• [Task to carry out] Copy every entry word for word, but skip the pictures.
*** Block opens ***
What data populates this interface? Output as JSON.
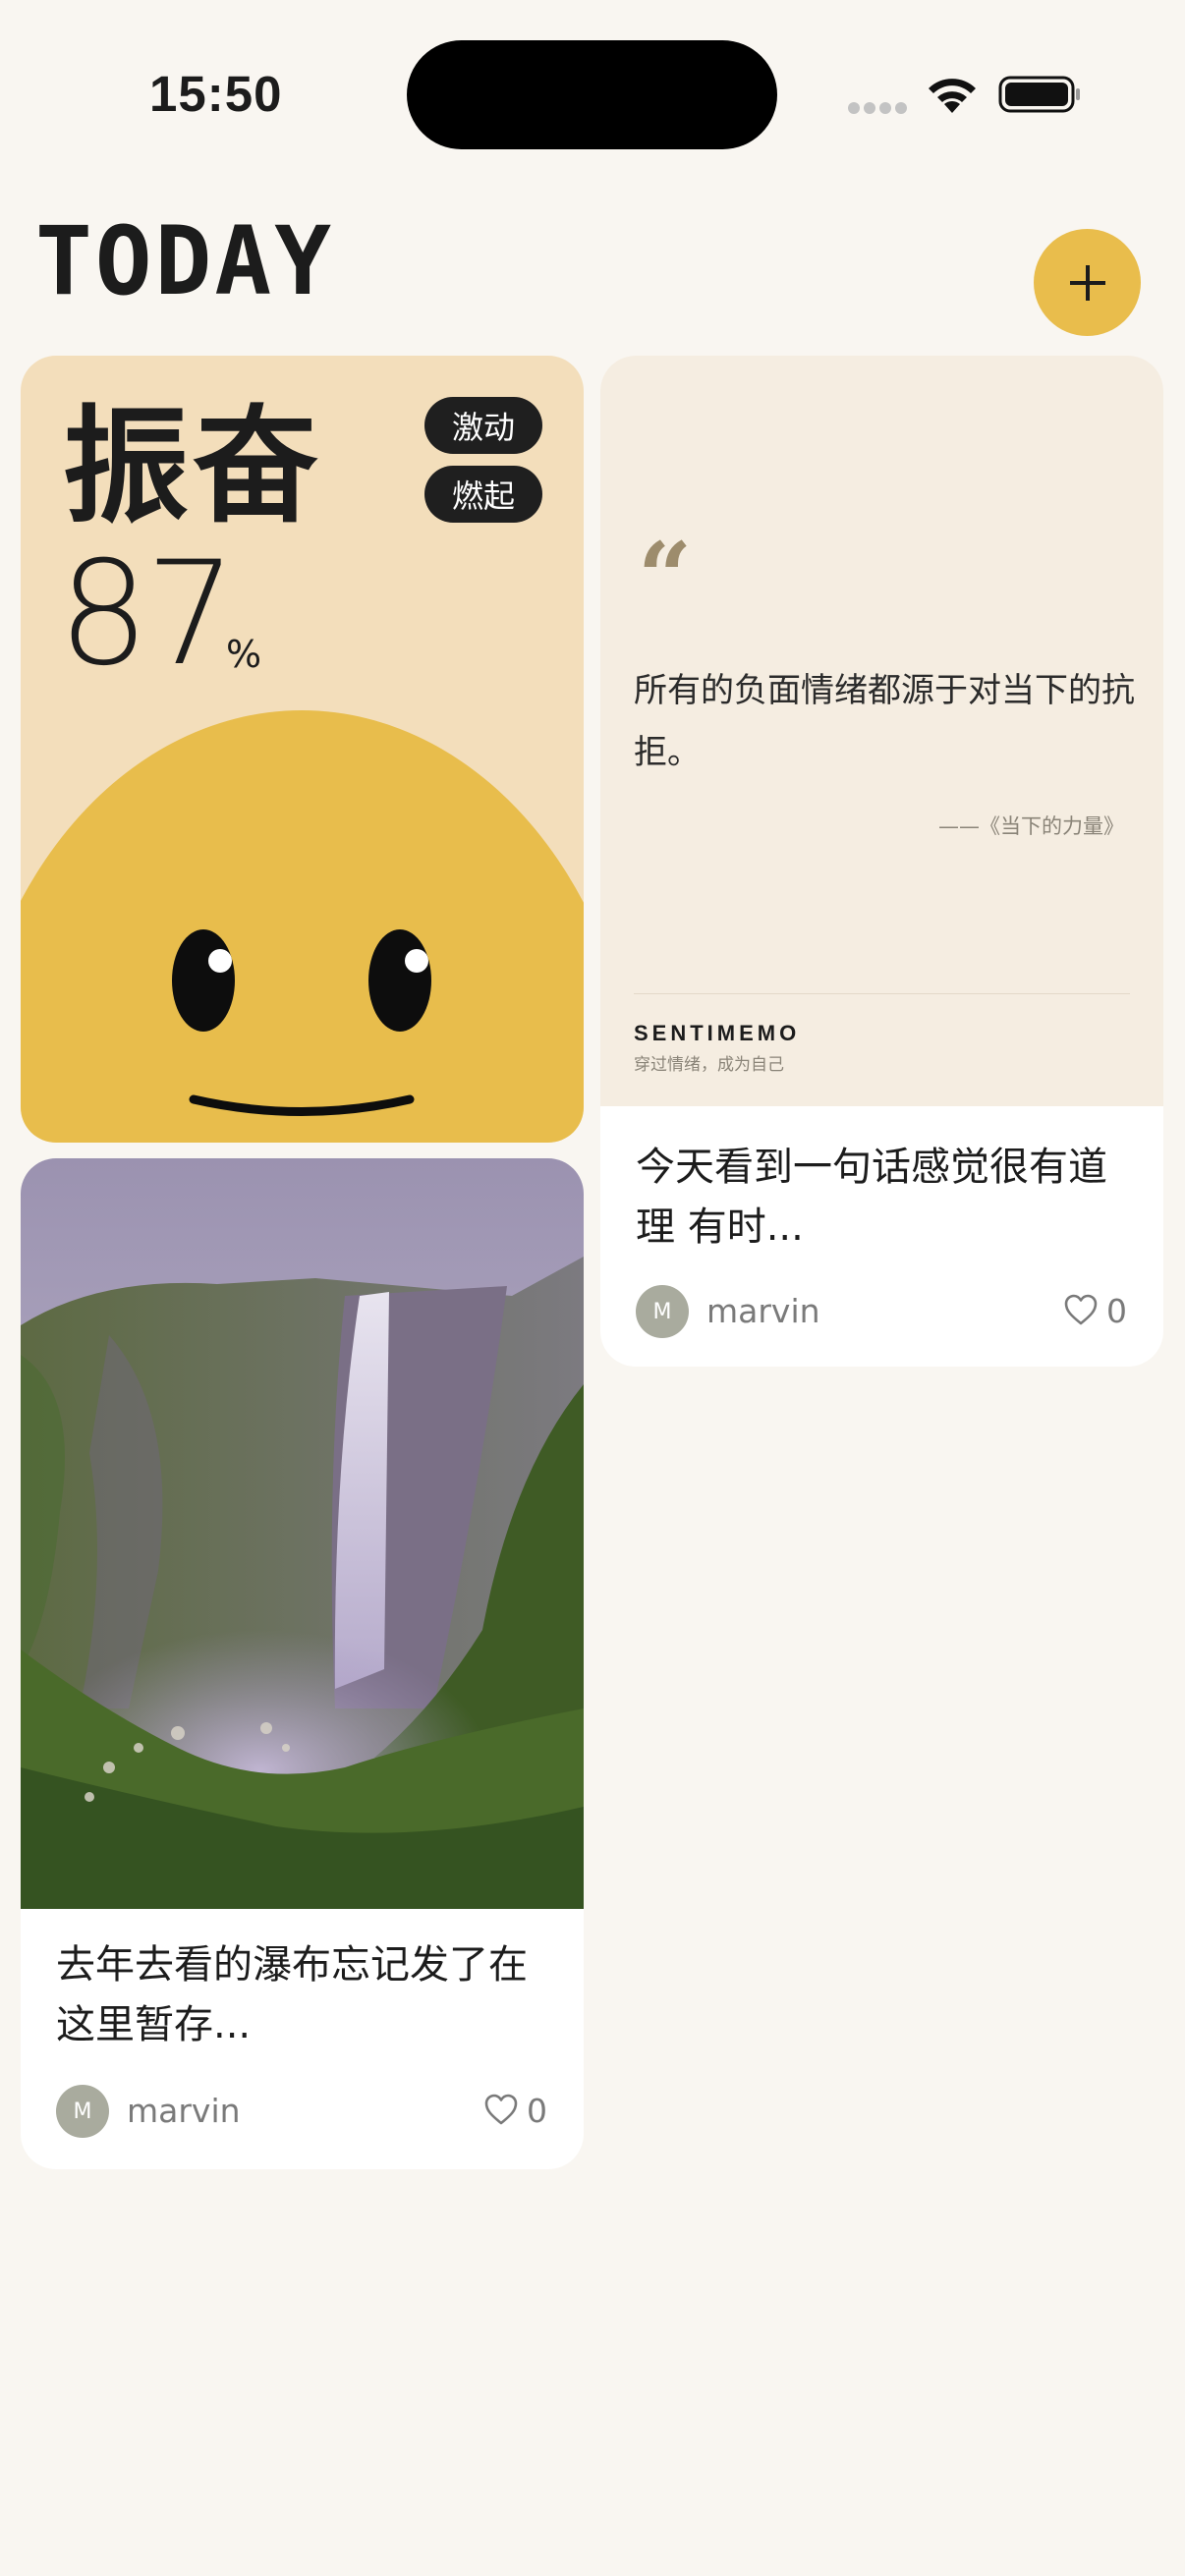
{
  "status_bar": {
    "time": "15:50",
    "icons": [
      "signal-icon",
      "wifi-icon",
      "battery-icon"
    ]
  },
  "header": {
    "title": "TODAY",
    "add_icon": "plus-icon"
  },
  "colors": {
    "background": "#f9f6f1",
    "accent": "#e9bd4c",
    "mood_card": "#f3debb",
    "quote_card": "#f5ede1"
  },
  "mood_card": {
    "mood": "振奋",
    "score": "87",
    "unit": "%",
    "tags": [
      "激动",
      "燃起"
    ]
  },
  "quote_card": {
    "quote": "所有的负面情绪都源于对当下的抗拒。",
    "source": "——《当下的力量》",
    "brand": "SENTIMEMO",
    "slogan": "穿过情绪，成为自己",
    "post_title": "今天看到一句话感觉很有道理 有时...",
    "author_initial": "M",
    "author": "marvin",
    "likes": "0"
  },
  "photo_card": {
    "post_title": "去年去看的瀑布忘记发了在这里暂存...",
    "author_initial": "M",
    "author": "marvin",
    "likes": "0"
  }
}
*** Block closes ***
• [Task response]
What data populates this interface? Output as JSON.
{
  "status_bar": {
    "time": "15:50",
    "icons": [
      "signal-icon",
      "wifi-icon",
      "battery-icon"
    ]
  },
  "header": {
    "title": "TODAY",
    "add_icon": "plus-icon"
  },
  "colors": {
    "background": "#f9f6f1",
    "accent": "#e9bd4c",
    "mood_card": "#f3debb",
    "quote_card": "#f5ede1"
  },
  "mood_card": {
    "mood": "振奋",
    "score": "87",
    "unit": "%",
    "tags": [
      "激动",
      "燃起"
    ]
  },
  "quote_card": {
    "quote": "所有的负面情绪都源于对当下的抗拒。",
    "source": "——《当下的力量》",
    "brand": "SENTIMEMO",
    "slogan": "穿过情绪，成为自己",
    "post_title": "今天看到一句话感觉很有道理 有时...",
    "author_initial": "M",
    "author": "marvin",
    "likes": "0"
  },
  "photo_card": {
    "post_title": "去年去看的瀑布忘记发了在这里暂存...",
    "author_initial": "M",
    "author": "marvin",
    "likes": "0"
  }
}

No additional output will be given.